Type out all the records word for word. Any pictures are to be left out.

───

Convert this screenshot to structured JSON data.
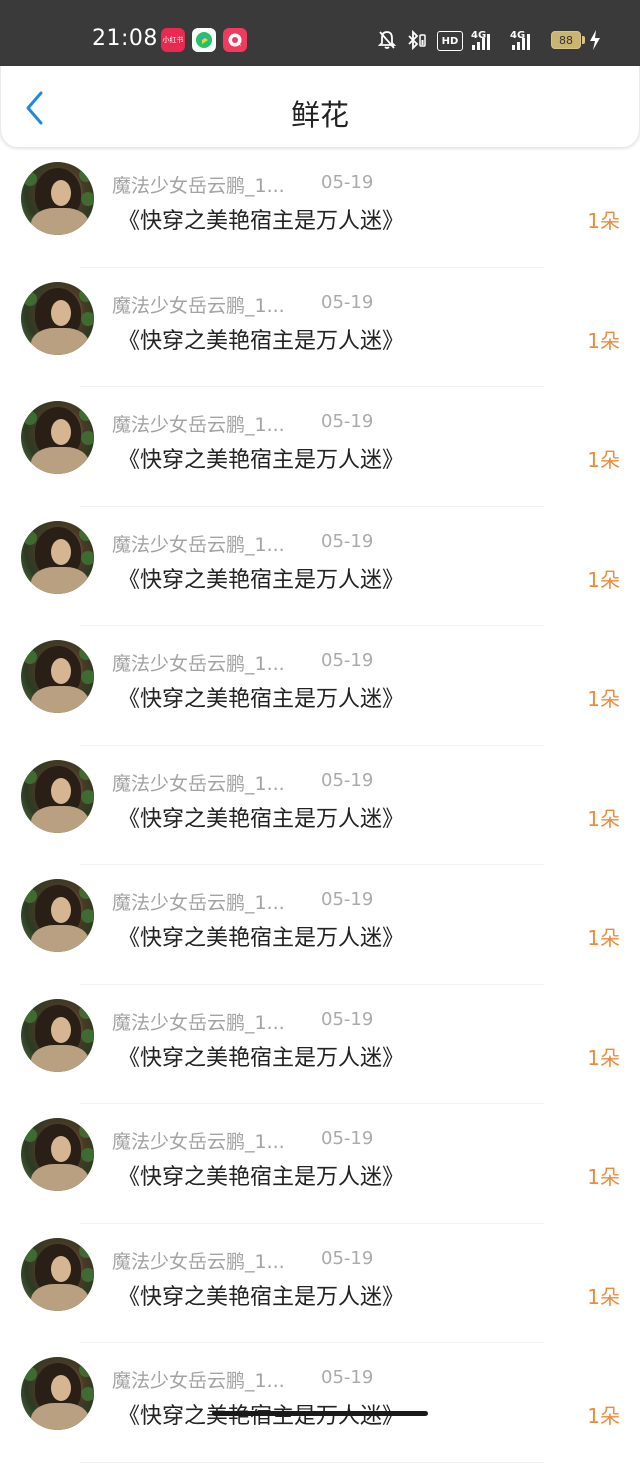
{
  "status_bar": {
    "time": "21:08",
    "apps": [
      {
        "name": "xiaohongshu-icon",
        "label": "小红书"
      },
      {
        "name": "video-app-icon",
        "label": ""
      },
      {
        "name": "chat-app-icon",
        "label": ""
      }
    ],
    "hd_label": "HD",
    "network_1": "4G",
    "network_2": "4G",
    "battery": "88"
  },
  "header": {
    "title": "鲜花",
    "back_icon": "chevron-left-icon",
    "accent": "#1e88e5"
  },
  "colors": {
    "flower_count": "#f08a3a",
    "username": "#a3a3a3",
    "title": "#222222"
  },
  "items": [
    {
      "user": "魔法少女岳云鹏_1...",
      "date": "05-19",
      "book": "《快穿之美艳宿主是万人迷》",
      "count": "1朵"
    },
    {
      "user": "魔法少女岳云鹏_1...",
      "date": "05-19",
      "book": "《快穿之美艳宿主是万人迷》",
      "count": "1朵"
    },
    {
      "user": "魔法少女岳云鹏_1...",
      "date": "05-19",
      "book": "《快穿之美艳宿主是万人迷》",
      "count": "1朵"
    },
    {
      "user": "魔法少女岳云鹏_1...",
      "date": "05-19",
      "book": "《快穿之美艳宿主是万人迷》",
      "count": "1朵"
    },
    {
      "user": "魔法少女岳云鹏_1...",
      "date": "05-19",
      "book": "《快穿之美艳宿主是万人迷》",
      "count": "1朵"
    },
    {
      "user": "魔法少女岳云鹏_1...",
      "date": "05-19",
      "book": "《快穿之美艳宿主是万人迷》",
      "count": "1朵"
    },
    {
      "user": "魔法少女岳云鹏_1...",
      "date": "05-19",
      "book": "《快穿之美艳宿主是万人迷》",
      "count": "1朵"
    },
    {
      "user": "魔法少女岳云鹏_1...",
      "date": "05-19",
      "book": "《快穿之美艳宿主是万人迷》",
      "count": "1朵"
    },
    {
      "user": "魔法少女岳云鹏_1...",
      "date": "05-19",
      "book": "《快穿之美艳宿主是万人迷》",
      "count": "1朵"
    },
    {
      "user": "魔法少女岳云鹏_1...",
      "date": "05-19",
      "book": "《快穿之美艳宿主是万人迷》",
      "count": "1朵"
    },
    {
      "user": "魔法少女岳云鹏_1...",
      "date": "05-19",
      "book": "《快穿之美艳宿主是万人迷》",
      "count": "1朵"
    }
  ]
}
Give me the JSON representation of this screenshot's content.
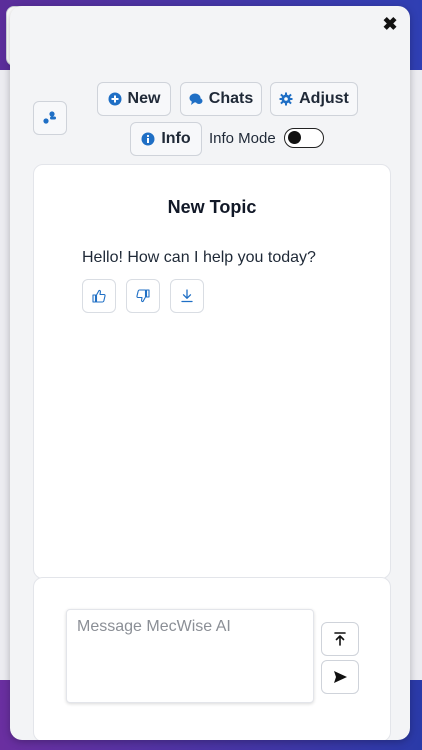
{
  "colors": {
    "accent": "#1f6fc5",
    "panel_bg": "#f3f4f6",
    "text": "#1f2937"
  },
  "header": {
    "close_icon": "close-icon",
    "sidebar_toggle_icon": "sidebar-dots-icon"
  },
  "toolbar": {
    "new_label": "New",
    "new_icon": "plus-circle-icon",
    "chats_label": "Chats",
    "chats_icon": "chat-bubbles-icon",
    "adjust_label": "Adjust",
    "adjust_icon": "gear-icon",
    "info_label": "Info",
    "info_icon": "info-circle-icon",
    "info_mode_label": "Info Mode",
    "info_mode_on": false
  },
  "chat": {
    "title": "New Topic",
    "messages": [
      {
        "role": "assistant",
        "text": "Hello! How can I help you today?",
        "actions": [
          "thumbs-up-icon",
          "thumbs-down-icon",
          "download-icon"
        ]
      }
    ]
  },
  "composer": {
    "placeholder": "Message MecWise AI",
    "value": "",
    "upload_icon": "upload-icon",
    "send_icon": "send-icon"
  }
}
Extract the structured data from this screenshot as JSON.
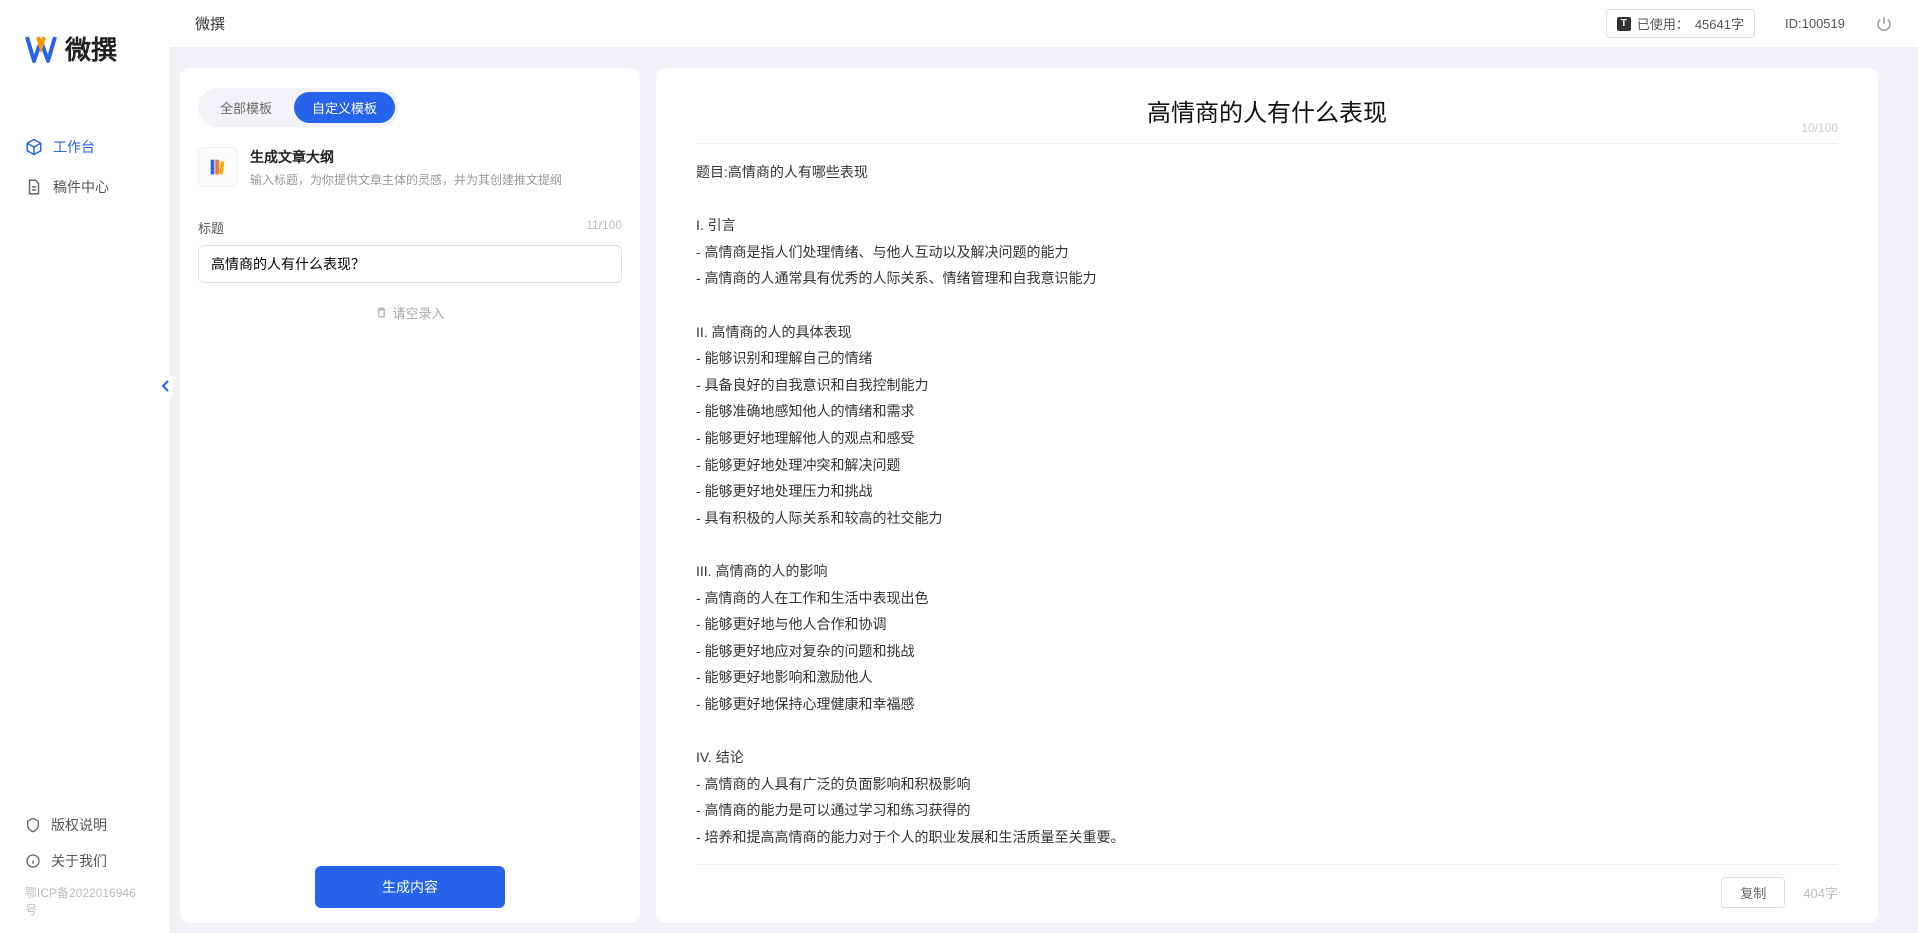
{
  "app": {
    "logo_text": "微撰",
    "topbar_title": "微撰"
  },
  "nav": {
    "items": [
      {
        "label": "工作台"
      },
      {
        "label": "稿件中心"
      }
    ]
  },
  "sidebar_bottom": {
    "copyright": "版权说明",
    "about": "关于我们",
    "icp": "鄂ICP备2022016946号"
  },
  "topbar": {
    "usage_label": "已使用：",
    "usage_value": "45641字",
    "userid_label": "ID:",
    "userid_value": "100519"
  },
  "left": {
    "tabs": [
      {
        "label": "全部模板"
      },
      {
        "label": "自定义模板"
      }
    ],
    "template": {
      "title": "生成文章大纲",
      "desc": "输入标题，为你提供文章主体的灵感，并为其创建推文提纲"
    },
    "field_label": "标题",
    "field_counter": "11/100",
    "input_value": "高情商的人有什么表现？",
    "clear_label": "请空录入",
    "generate_label": "生成内容"
  },
  "right": {
    "title": "高情商的人有什么表现",
    "title_counter": "10/100",
    "body": "题目:高情商的人有哪些表现\n\nI. 引言\n- 高情商是指人们处理情绪、与他人互动以及解决问题的能力\n- 高情商的人通常具有优秀的人际关系、情绪管理和自我意识能力\n\nII. 高情商的人的具体表现\n- 能够识别和理解自己的情绪\n- 具备良好的自我意识和自我控制能力\n- 能够准确地感知他人的情绪和需求\n- 能够更好地理解他人的观点和感受\n- 能够更好地处理冲突和解决问题\n- 能够更好地处理压力和挑战\n- 具有积极的人际关系和较高的社交能力\n\nIII. 高情商的人的影响\n- 高情商的人在工作和生活中表现出色\n- 能够更好地与他人合作和协调\n- 能够更好地应对复杂的问题和挑战\n- 能够更好地影响和激励他人\n- 能够更好地保持心理健康和幸福感\n\nIV. 结论\n- 高情商的人具有广泛的负面影响和积极影响\n- 高情商的能力是可以通过学习和练习获得的\n- 培养和提高高情商的能力对于个人的职业发展和生活质量至关重要。",
    "copy_label": "复制",
    "word_count": "404字"
  }
}
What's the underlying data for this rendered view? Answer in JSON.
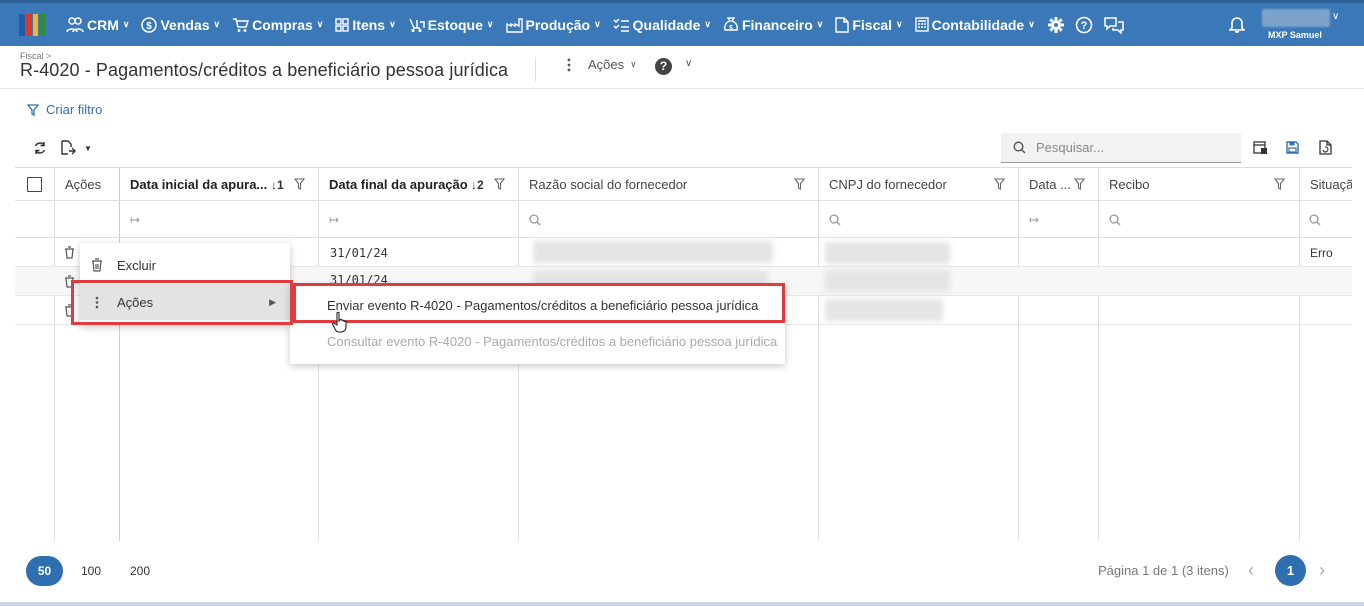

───

> RESPONSE BELOW
Convert this screenshot to structured JSON data.
{
  "status_bar": {
    "time": "21:08",
    "apps": [
      {
        "name": "xiaohongshu-icon",
        "label": "小红书"
      },
      {
        "name": "video-app-icon",
        "label": ""
      },
      {
        "name": "chat-app-icon",
        "label": ""
      }
    ],
    "hd_label": "HD",
    "network_1": "4G",
    "network_2": "4G",
    "battery": "88"
  },
  "header": {
    "title": "鲜花",
    "back_icon": "chevron-left-icon",
    "accent": "#1e88e5"
  },
  "colors": {
    "flower_count": "#f08a3a",
    "username": "#a3a3a3",
    "title": "#222222"
  },
  "items": [
    {
      "user": "魔法少女岳云鹏_1...",
      "date": "05-19",
      "book": "《快穿之美艳宿主是万人迷》",
      "count": "1朵"
    },
    {
      "user": "魔法少女岳云鹏_1...",
      "date": "05-19",
      "book": "《快穿之美艳宿主是万人迷》",
      "count": "1朵"
    },
    {
      "user": "魔法少女岳云鹏_1...",
      "date": "05-19",
      "book": "《快穿之美艳宿主是万人迷》",
      "count": "1朵"
    },
    {
      "user": "魔法少女岳云鹏_1...",
      "date": "05-19",
      "book": "《快穿之美艳宿主是万人迷》",
      "count": "1朵"
    },
    {
      "user": "魔法少女岳云鹏_1...",
      "date": "05-19",
      "book": "《快穿之美艳宿主是万人迷》",
      "count": "1朵"
    },
    {
      "user": "魔法少女岳云鹏_1...",
      "date": "05-19",
      "book": "《快穿之美艳宿主是万人迷》",
      "count": "1朵"
    },
    {
      "user": "魔法少女岳云鹏_1...",
      "date": "05-19",
      "book": "《快穿之美艳宿主是万人迷》",
      "count": "1朵"
    },
    {
      "user": "魔法少女岳云鹏_1...",
      "date": "05-19",
      "book": "《快穿之美艳宿主是万人迷》",
      "count": "1朵"
    },
    {
      "user": "魔法少女岳云鹏_1...",
      "date": "05-19",
      "book": "《快穿之美艳宿主是万人迷》",
      "count": "1朵"
    },
    {
      "user": "魔法少女岳云鹏_1...",
      "date": "05-19",
      "book": "《快穿之美艳宿主是万人迷》",
      "count": "1朵"
    },
    {
      "user": "魔法少女岳云鹏_1...",
      "date": "05-19",
      "book": "《快穿之美艳宿主是万人迷》",
      "count": "1朵"
    }
  ]
}
Give me the JSON representation of this screenshot's content.
{
  "colors": {
    "accent": "#1f6fc5",
    "panel_bg": "#f3f4f6",
    "text": "#1f2937"
  },
  "header": {
    "close_icon": "close-icon",
    "sidebar_toggle_icon": "sidebar-dots-icon"
  },
  "toolbar": {
    "new_label": "New",
    "new_icon": "plus-circle-icon",
    "chats_label": "Chats",
    "chats_icon": "chat-bubbles-icon",
    "adjust_label": "Adjust",
    "adjust_icon": "gear-icon",
    "info_label": "Info",
    "info_icon": "info-circle-icon",
    "info_mode_label": "Info Mode",
    "info_mode_on": false
  },
  "chat": {
    "title": "New Topic",
    "messages": [
      {
        "role": "assistant",
        "text": "Hello! How can I help you today?",
        "actions": [
          "thumbs-up-icon",
          "thumbs-down-icon",
          "download-icon"
        ]
      }
    ]
  },
  "composer": {
    "placeholder": "Message MecWise AI",
    "value": "",
    "upload_icon": "upload-icon",
    "send_icon": "send-icon"
  }
}
Extract the structured data from this screenshot as JSON.
{
  "app": {
    "logo_text": "微撰",
    "topbar_title": "微撰"
  },
  "nav": {
    "items": [
      {
        "label": "工作台"
      },
      {
        "label": "稿件中心"
      }
    ]
  },
  "sidebar_bottom": {
    "copyright": "版权说明",
    "about": "关于我们",
    "icp": "鄂ICP备2022016946号"
  },
  "topbar": {
    "usage_label": "已使用：",
    "usage_value": "45641字",
    "userid_label": "ID:",
    "userid_value": "100519"
  },
  "left": {
    "tabs": [
      {
        "label": "全部模板"
      },
      {
        "label": "自定义模板"
      }
    ],
    "template": {
      "title": "生成文章大纲",
      "desc": "输入标题，为你提供文章主体的灵感，并为其创建推文提纲"
    },
    "field_label": "标题",
    "field_counter": "11/100",
    "input_value": "高情商的人有什么表现？",
    "clear_label": "请空录入",
    "generate_label": "生成内容"
  },
  "right": {
    "title": "高情商的人有什么表现",
    "title_counter": "10/100",
    "body": "题目:高情商的人有哪些表现\n\nI. 引言\n- 高情商是指人们处理情绪、与他人互动以及解决问题的能力\n- 高情商的人通常具有优秀的人际关系、情绪管理和自我意识能力\n\nII. 高情商的人的具体表现\n- 能够识别和理解自己的情绪\n- 具备良好的自我意识和自我控制能力\n- 能够准确地感知他人的情绪和需求\n- 能够更好地理解他人的观点和感受\n- 能够更好地处理冲突和解决问题\n- 能够更好地处理压力和挑战\n- 具有积极的人际关系和较高的社交能力\n\nIII. 高情商的人的影响\n- 高情商的人在工作和生活中表现出色\n- 能够更好地与他人合作和协调\n- 能够更好地应对复杂的问题和挑战\n- 能够更好地影响和激励他人\n- 能够更好地保持心理健康和幸福感\n\nIV. 结论\n- 高情商的人具有广泛的负面影响和积极影响\n- 高情商的能力是可以通过学习和练习获得的\n- 培养和提高高情商的能力对于个人的职业发展和生活质量至关重要。",
    "copy_label": "复制",
    "word_count": "404字"
  }
}
What's the underlying data for this rendered view? Answer in JSON.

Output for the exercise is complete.